WORK TASK:
For each line below that contains the string "title", copy that line.

[Dataset items]

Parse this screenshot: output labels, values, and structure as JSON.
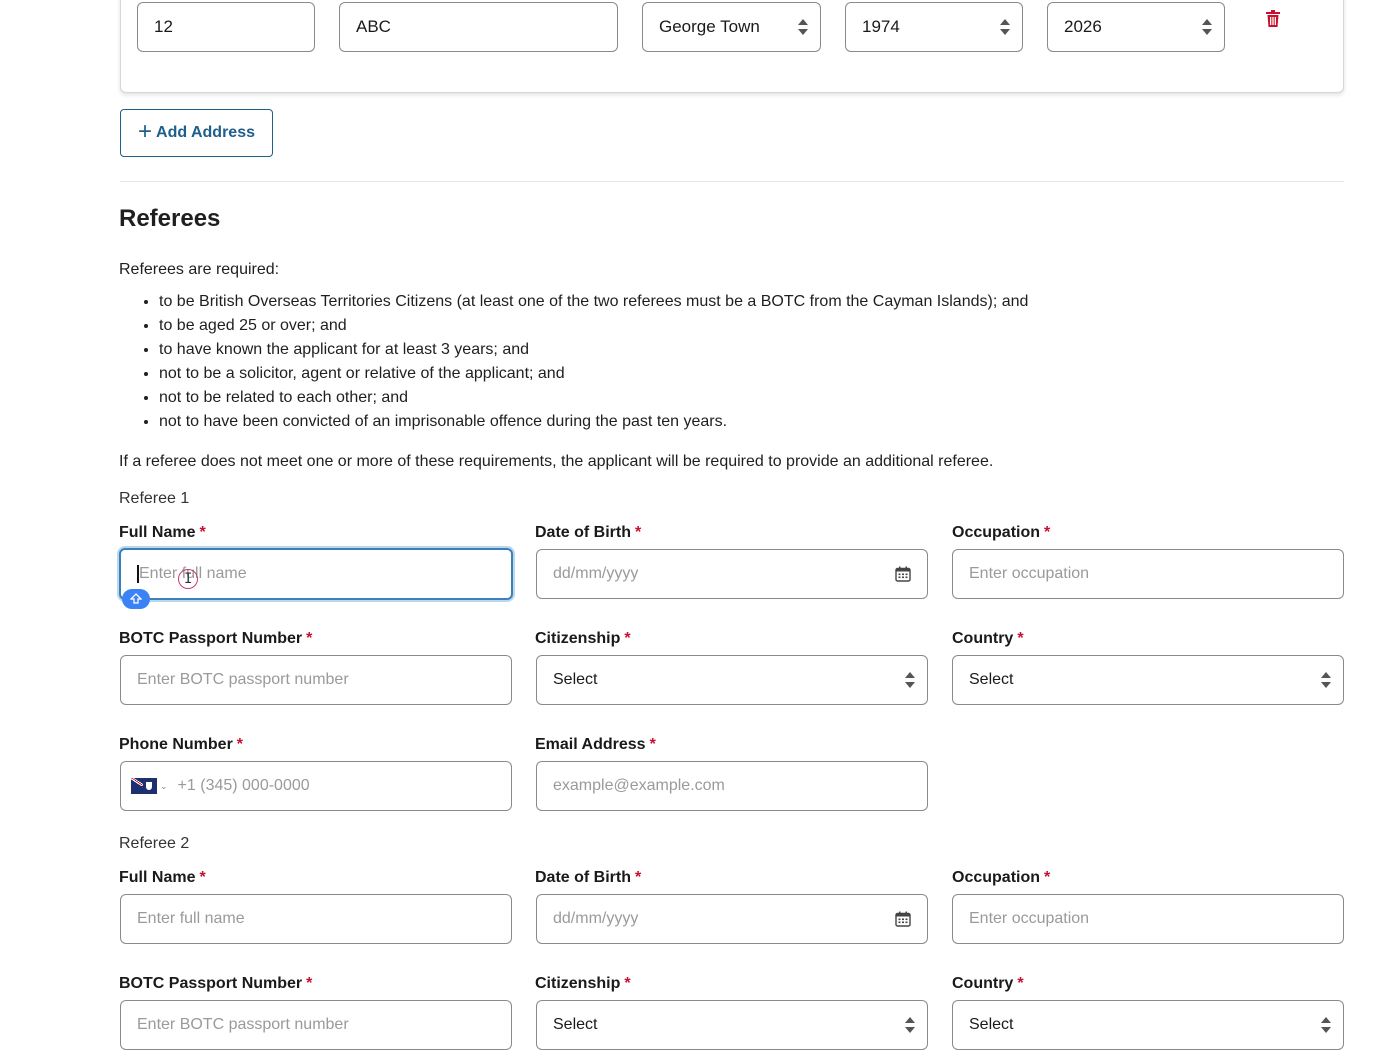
{
  "address_row": {
    "house_number": "12",
    "street": "ABC",
    "district": "George Town",
    "from_year": "1974",
    "to_year": "2026",
    "delete_icon": "trash-icon"
  },
  "add_address": {
    "label": "Add Address",
    "icon": "plus-icon"
  },
  "referees": {
    "title": "Referees",
    "intro": "Referees are required:",
    "requirements": [
      "to be British Overseas Territories Citizens (at least one of the two referees must be a BOTC from the Cayman Islands); and",
      "to be aged 25 or over; and",
      "to have known the applicant for at least 3 years; and",
      "not to be a solicitor, agent or relative of the applicant; and",
      "not to be related to each other; and",
      "not to have been convicted of an imprisonable offence during the past ten years."
    ],
    "note": "If a referee does not meet one or more of these requirements, the applicant will be required to provide an additional referee."
  },
  "labels": {
    "required_mark": "*",
    "full_name": "Full Name",
    "dob": "Date of Birth",
    "occupation": "Occupation",
    "passport": "BOTC Passport Number",
    "citizenship": "Citizenship",
    "country": "Country",
    "phone": "Phone Number",
    "email": "Email Address"
  },
  "placeholders": {
    "full_name": "Enter full name",
    "dob": "dd/mm/yyyy",
    "occupation": "Enter occupation",
    "passport": "Enter BOTC passport number",
    "select": "Select",
    "phone": "+1 (345) 000-0000",
    "email": "example@example.com"
  },
  "referee1": {
    "title": "Referee 1"
  },
  "referee2": {
    "title": "Referee 2"
  },
  "colors": {
    "accent": "#1f5f8b",
    "required": "#c8102e",
    "focus": "#3f7fb8"
  }
}
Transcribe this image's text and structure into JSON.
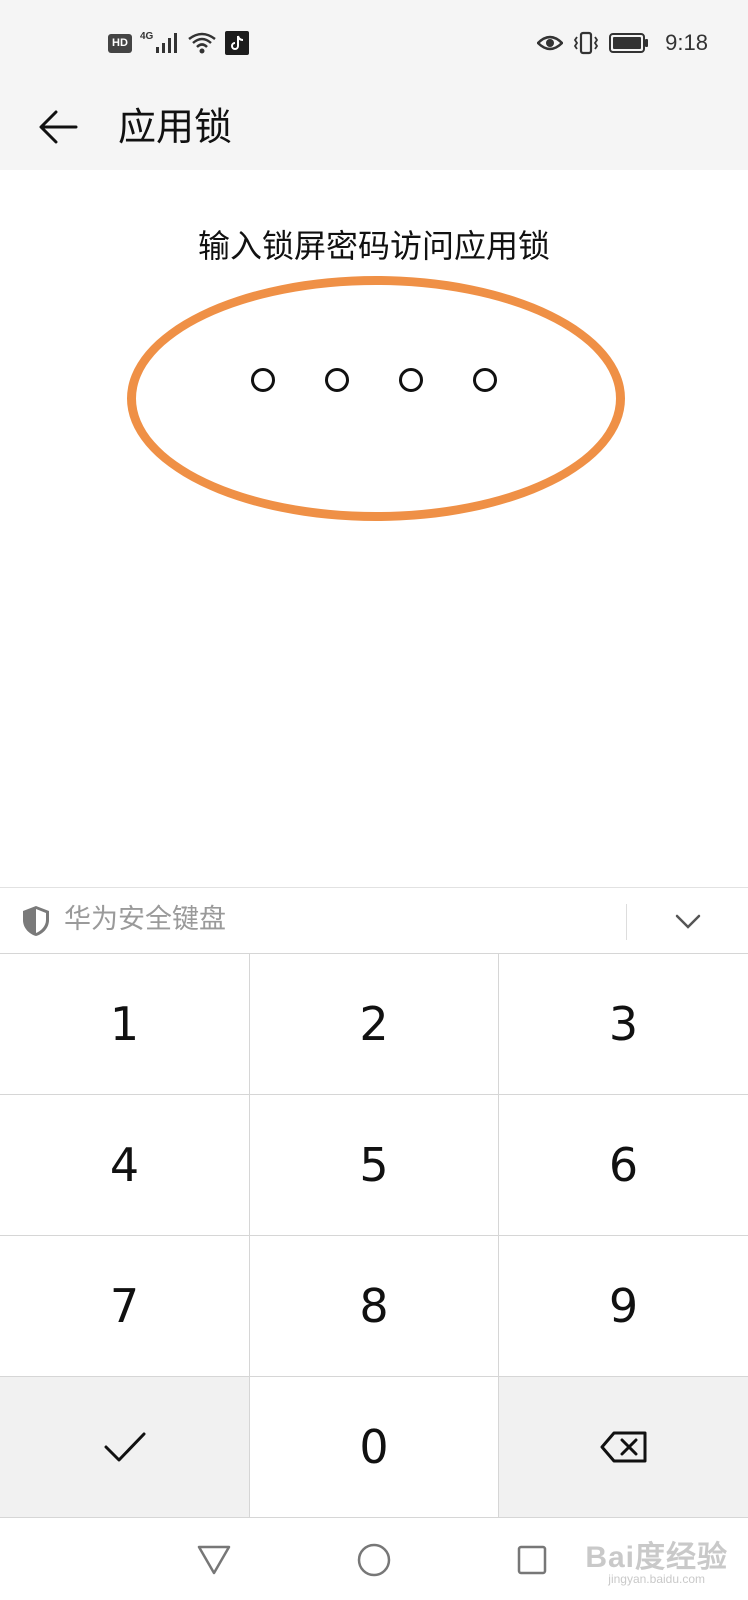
{
  "status_bar": {
    "hd_label": "HD",
    "network_label": "4G",
    "time": "9:18",
    "icons": [
      "hd-icon",
      "signal-icon",
      "wifi-icon",
      "tiktok-icon",
      "eye-icon",
      "vibrate-icon",
      "battery-icon"
    ]
  },
  "header": {
    "title": "应用锁"
  },
  "main": {
    "prompt": "输入锁屏密码访问应用锁",
    "pin_length": 4,
    "highlight_color": "#ef9046"
  },
  "keyboard": {
    "title": "华为安全键盘",
    "keys": [
      "1",
      "2",
      "3",
      "4",
      "5",
      "6",
      "7",
      "8",
      "9",
      "",
      "0",
      ""
    ]
  },
  "watermark": {
    "main": "Bai度经验",
    "sub": "jingyan.baidu.com"
  }
}
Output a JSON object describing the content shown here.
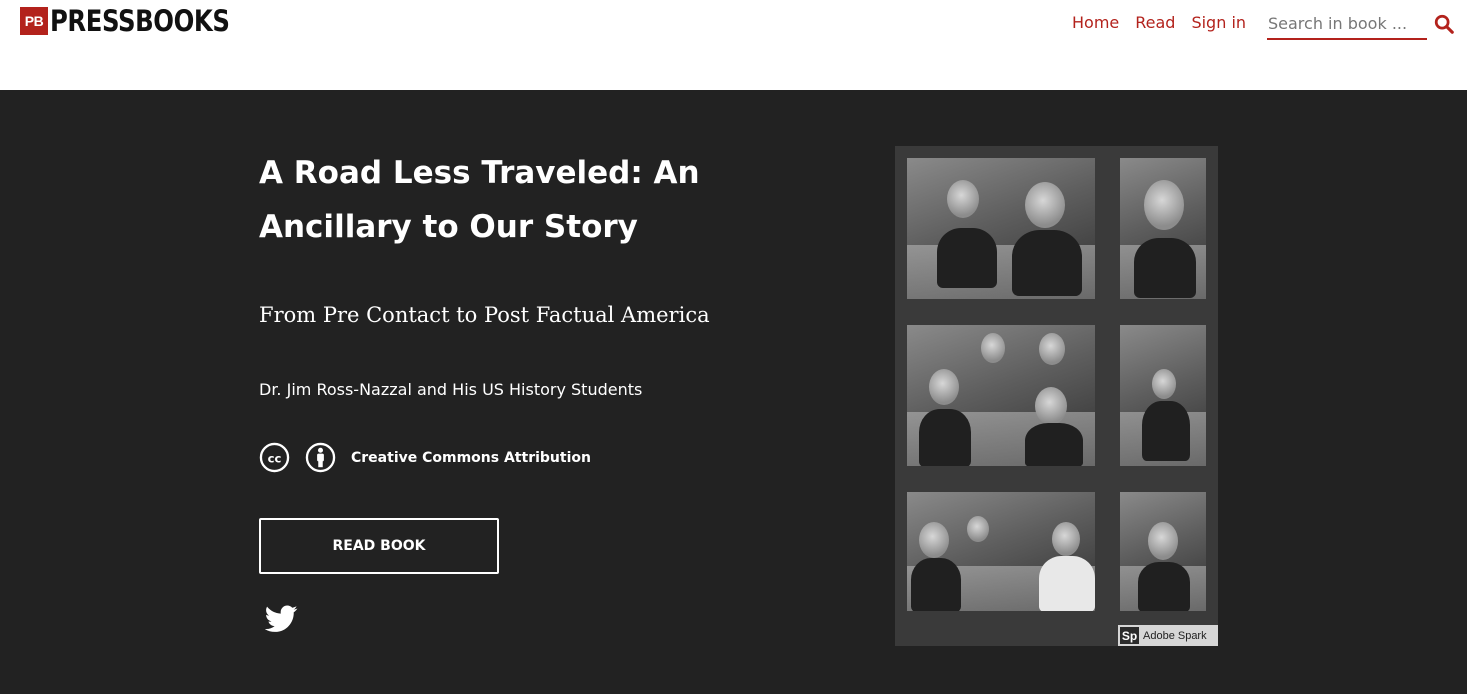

YOUR SOLUTION:
    "title": "Referees",
    "title": "Referee 1"
    "title": "Referee 2"
    "title": "应用锁"
    "title": "华为安全键盘",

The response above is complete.